“The chairs that I’ve designed are more like sculptures,” he asserts. “I always give them names: the Queen Victoria chair, the Joseph Stalin chair, the Sigmund Freud hanging chair, the Marguerite Duras chair. In a sense, they are more like poetic visions of personalities of our time, the way the Greeks made sculptures of the gods of their times.” His Saddam Hussein chair consists of a huge block of concrete 1.5m high and a piece of plywood. The Marie Curie chair, meanwhile, more closely resembles a lectern. Made from thin, steel rods, it comes with an audio tape extract from the scientist’s diary. “Pierre Curie [her husband] died and two days later, she gave a lecture at the Academy of Science in Paris,” he explains. “She is talking about her grief.”

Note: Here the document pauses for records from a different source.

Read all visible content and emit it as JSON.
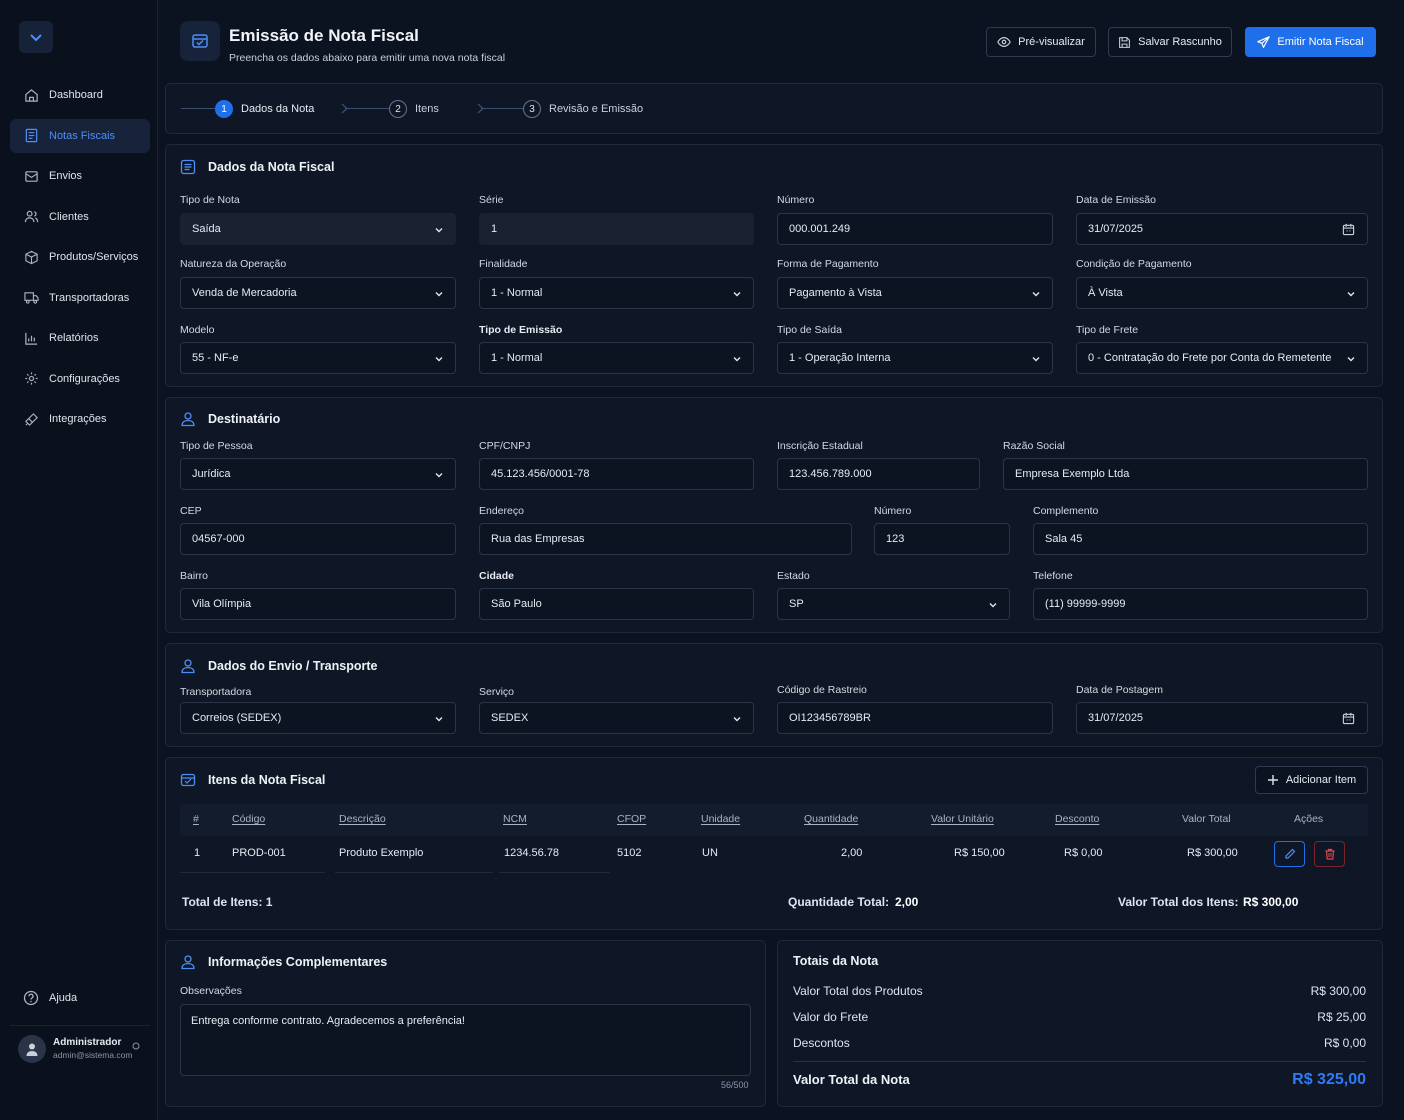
{
  "sidebar": {
    "items": [
      {
        "label": "Dashboard",
        "icon": "home-icon",
        "active": false
      },
      {
        "label": "Notas Fiscais",
        "icon": "document-icon",
        "active": true
      },
      {
        "label": "Envios",
        "icon": "package-icon",
        "active": false
      },
      {
        "label": "Clientes",
        "icon": "users-icon",
        "active": false
      },
      {
        "label": "Produtos/Serviços",
        "icon": "box-icon",
        "active": false
      },
      {
        "label": "Transportadoras",
        "icon": "truck-icon",
        "active": false
      },
      {
        "label": "Relatórios",
        "icon": "chart-icon",
        "active": false
      },
      {
        "label": "Configurações",
        "icon": "gear-icon",
        "active": false
      },
      {
        "label": "Integrações",
        "icon": "plug-icon",
        "active": false
      }
    ],
    "help_label": "Ajuda",
    "user": {
      "name": "Administrador",
      "email": "admin@sistema.com"
    }
  },
  "header": {
    "title": "Emissão de Nota Fiscal",
    "subtitle": "Preencha os dados abaixo para emitir uma nova nota fiscal",
    "preview_label": "Pré-visualizar",
    "draft_label": "Salvar Rascunho",
    "emit_label": "Emitir Nota Fiscal"
  },
  "steps": [
    {
      "num": "1",
      "label": "Dados da Nota",
      "active": true
    },
    {
      "num": "2",
      "label": "Itens",
      "active": false
    },
    {
      "num": "3",
      "label": "Revisão e Emissão",
      "active": false
    }
  ],
  "dados": {
    "title": "Dados da Nota Fiscal",
    "tipo_nota": {
      "label": "Tipo de Nota",
      "value": "Saída"
    },
    "serie": {
      "label": "Série",
      "value": "1"
    },
    "numero": {
      "label": "Número",
      "value": "000.001.249"
    },
    "data_emissao": {
      "label": "Data de Emissão",
      "value": "31/07/2025"
    },
    "natureza": {
      "label": "Natureza da Operação",
      "value": "Venda de Mercadoria"
    },
    "finalidade": {
      "label": "Finalidade",
      "value": "1 - Normal"
    },
    "forma_pagamento": {
      "label": "Forma de Pagamento",
      "value": "Pagamento à Vista"
    },
    "condicao_pagamento": {
      "label": "Condição de Pagamento",
      "value": "À Vista"
    },
    "modelo": {
      "label": "Modelo",
      "value": "55 - NF-e"
    },
    "tipo_emissao": {
      "label": "Tipo de Emissão",
      "value": "1 - Normal"
    },
    "tipo_saida": {
      "label": "Tipo de Saída",
      "value": "1 - Operação Interna"
    },
    "tipo_frete": {
      "label": "Tipo de Frete",
      "value": "0 - Contratação do Frete por Conta do Remetente"
    }
  },
  "destinatario": {
    "title": "Destinatário",
    "tipo_pessoa": {
      "label": "Tipo de Pessoa",
      "value": "Jurídica"
    },
    "cpf_cnpj": {
      "label": "CPF/CNPJ",
      "value": "45.123.456/0001-78"
    },
    "inscricao": {
      "label": "Inscrição Estadual",
      "value": "123.456.789.000"
    },
    "razao": {
      "label": "Razão Social",
      "value": "Empresa Exemplo Ltda"
    },
    "cep": {
      "label": "CEP",
      "value": "04567-000"
    },
    "endereco": {
      "label": "Endereço",
      "value": "Rua das Empresas"
    },
    "numero": {
      "label": "Número",
      "value": "123"
    },
    "complemento": {
      "label": "Complemento",
      "value": "Sala 45"
    },
    "bairro": {
      "label": "Bairro",
      "value": "Vila Olímpia"
    },
    "cidade": {
      "label": "Cidade",
      "value": "São Paulo"
    },
    "estado": {
      "label": "Estado",
      "value": "SP"
    },
    "telefone": {
      "label": "Telefone",
      "value": "(11) 99999-9999"
    }
  },
  "envio": {
    "title": "Dados do Envio / Transporte",
    "transportadora": {
      "label": "Transportadora",
      "value": "Correios (SEDEX)"
    },
    "servico": {
      "label": "Serviço",
      "value": "SEDEX"
    },
    "rastreio": {
      "label": "Código de Rastreio",
      "value": "OI123456789BR"
    },
    "postagem": {
      "label": "Data de Postagem",
      "value": "31/07/2025"
    }
  },
  "itens": {
    "title": "Itens da Nota Fiscal",
    "add_label": "Adicionar Item",
    "columns": [
      "#",
      "Código",
      "Descrição",
      "NCM",
      "CFOP",
      "Unidade",
      "Quantidade",
      "Valor Unitário",
      "Desconto",
      "Valor Total",
      "Ações"
    ],
    "rows": [
      {
        "n": "1",
        "codigo": "PROD-001",
        "descricao": "Produto Exemplo",
        "ncm": "1234.56.78",
        "cfop": "5102",
        "unidade": "UN",
        "quantidade": "2,00",
        "valor_unitario": "R$ 150,00",
        "desconto": "R$ 0,00",
        "valor_total": "R$ 300,00"
      }
    ],
    "total_itens": "Total de Itens: 1",
    "quantidade_total_label": "Quantidade Total:",
    "quantidade_total": "2,00",
    "valor_total_label": "Valor Total dos Itens:",
    "valor_total": "R$ 300,00"
  },
  "complementares": {
    "title": "Informações Complementares",
    "obs_label": "Observações",
    "obs_value": "Entrega conforme contrato. Agradecemos a preferência!",
    "counter": "56/500"
  },
  "totais": {
    "title": "Totais da Nota",
    "produtos_label": "Valor Total dos Produtos",
    "produtos": "R$ 300,00",
    "frete_label": "Valor do Frete",
    "frete": "R$ 25,00",
    "descontos_label": "Descontos",
    "descontos": "R$ 0,00",
    "total_label": "Valor Total da Nota",
    "total": "R$ 325,00"
  },
  "colors": {
    "accent": "#1f6feb",
    "background": "#0b1220",
    "card": "#0f1726",
    "danger": "#e5484d"
  }
}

Eventually, all the chairs will be housed in an exhibition space at the Watermill Center on Long Island, where Wilson develops most of his productions in workshops every summer. For the moment, however, they are mostly kept in storage houses in places like Brooklyn and New Jersey. Still, several dozen have found their way into his 700sq m loft in the heart of TriBeCa.
His fascination with chairs dates back to an early age. He was born in Waco, Texas, in 1941. His father was a real-estate lawyer. Both his parents were distant figures. “I was never touched that I can remember as a child,” he has said. “The first time I can remember [my mother] kissing me was when I went away to the University of Texas.” At the age of eight, he went to visit an uncle, who lived as a recluse in the desert of New Mexico. “He had an adobe house, which he’d built himself,” recounts Wilson. “It was very unlike my parents’ house, which was full of thick-end carpets and televisions. He had very few objects: American-Indian pottery, Navajo blankets and a few pieces of furniture.” Among them was a thin, wooden side chair. Wilson told his uncle how much he admired it. Two years later, he received it as a Christmas present.

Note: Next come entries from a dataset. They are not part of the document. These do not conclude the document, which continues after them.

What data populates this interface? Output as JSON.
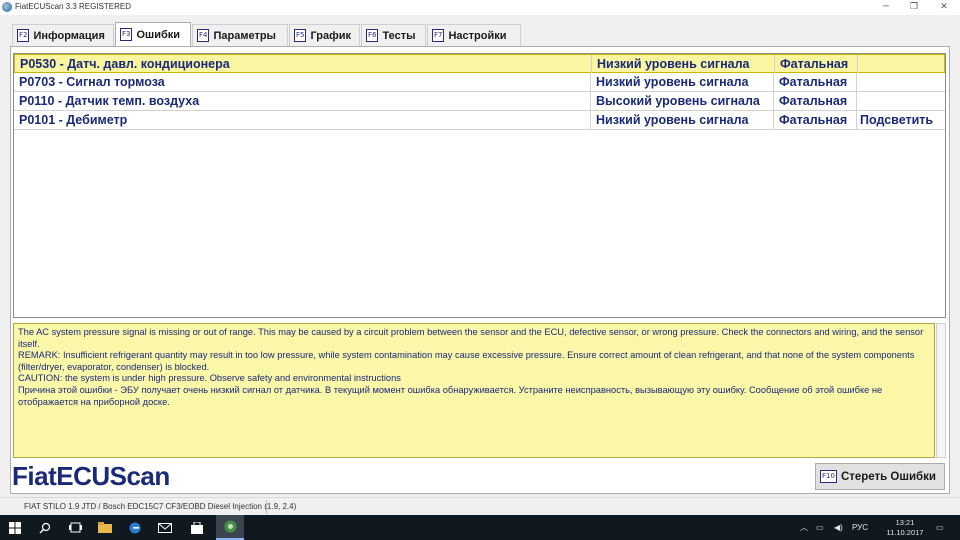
{
  "window": {
    "title": "FiatECUScan 3.3 REGISTERED",
    "controls": {
      "minimize": "─",
      "maximize": "❐",
      "close": "✕"
    }
  },
  "tabs": [
    {
      "key": "F2",
      "label": "Информация",
      "active": false
    },
    {
      "key": "F3",
      "label": "Ошибки",
      "active": true
    },
    {
      "key": "F4",
      "label": "Параметры",
      "active": false
    },
    {
      "key": "F5",
      "label": "График",
      "active": false
    },
    {
      "key": "F6",
      "label": "Тесты",
      "active": false
    },
    {
      "key": "F7",
      "label": "Настройки",
      "active": false
    }
  ],
  "errors": [
    {
      "code": "P0530 - Датч. давл. кондиционера",
      "status": "Низкий уровень сигнала",
      "severity": "Фатальная",
      "action": ""
    },
    {
      "code": "P0703 - Сигнал тормоза",
      "status": "Низкий уровень сигнала",
      "severity": "Фатальная",
      "action": ""
    },
    {
      "code": "P0110 - Датчик темп. воздуха",
      "status": "Высокий уровень сигнала",
      "severity": "Фатальная",
      "action": ""
    },
    {
      "code": "P0101 - Дебиметр",
      "status": "Низкий уровень сигнала",
      "severity": "Фатальная",
      "action": "Подсветить"
    }
  ],
  "description": [
    "The AC system pressure signal is missing or out of range. This may be caused by a circuit problem between the sensor and the ECU, defective sensor, or wrong pressure. Check the connectors and wiring, and the sensor itself.",
    "REMARK: Insufficient refrigerant quantity may result in too low pressure, while system contamination may cause excessive pressure. Ensure correct amount of clean refrigerant, and that none of the system components (filter/dryer, evaporator, condenser) is blocked.",
    "CAUTION: the system is under high pressure. Observe safety and environmental instructions",
    "Причина этой ошибки - ЭБУ получает очень низкий сигнал от датчика. В текущий момент ошибка обнаруживается. Устраните неисправность, вызывающую эту ошибку. Сообщение об этой ошибке не отображается на приборной доске."
  ],
  "logo": "FiatECUScan",
  "clear_button": {
    "key": "F10",
    "label": "Стереть Ошибки"
  },
  "status_bar": "FIAT STILO 1.9 JTD / Bosch EDC15C7 CF3/EOBD Diesel Injection (1.9, 2.4)",
  "taskbar": {
    "icons": [
      "windows-icon",
      "search-icon",
      "task-view-icon",
      "file-explorer-icon",
      "edge-icon",
      "mail-icon",
      "store-icon",
      "fiatecuscan-icon"
    ],
    "tray_glyphs": {
      "chevron": "︿",
      "network": "▭",
      "volume": "◀)",
      "notifications": "▭"
    },
    "language": "РУС",
    "time": "13:21",
    "date": "11.10.2017"
  },
  "colors": {
    "selected_row": "#faf5a0",
    "description_bg": "#fbf7a8",
    "text_navy": "#1a2a78"
  }
}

Paradoxically, Wilson rarely sits on any of his chairs and obviously does not view them as utilitarian objects. “I always think of what Gertrude Stein said when a reporter asked her: `So, Miss Stein, what do you think of modern art?’ `I like to look at it.’ I have so many [chairs] in my loft that there’s no place to sit. Instead, I just like to look at them.”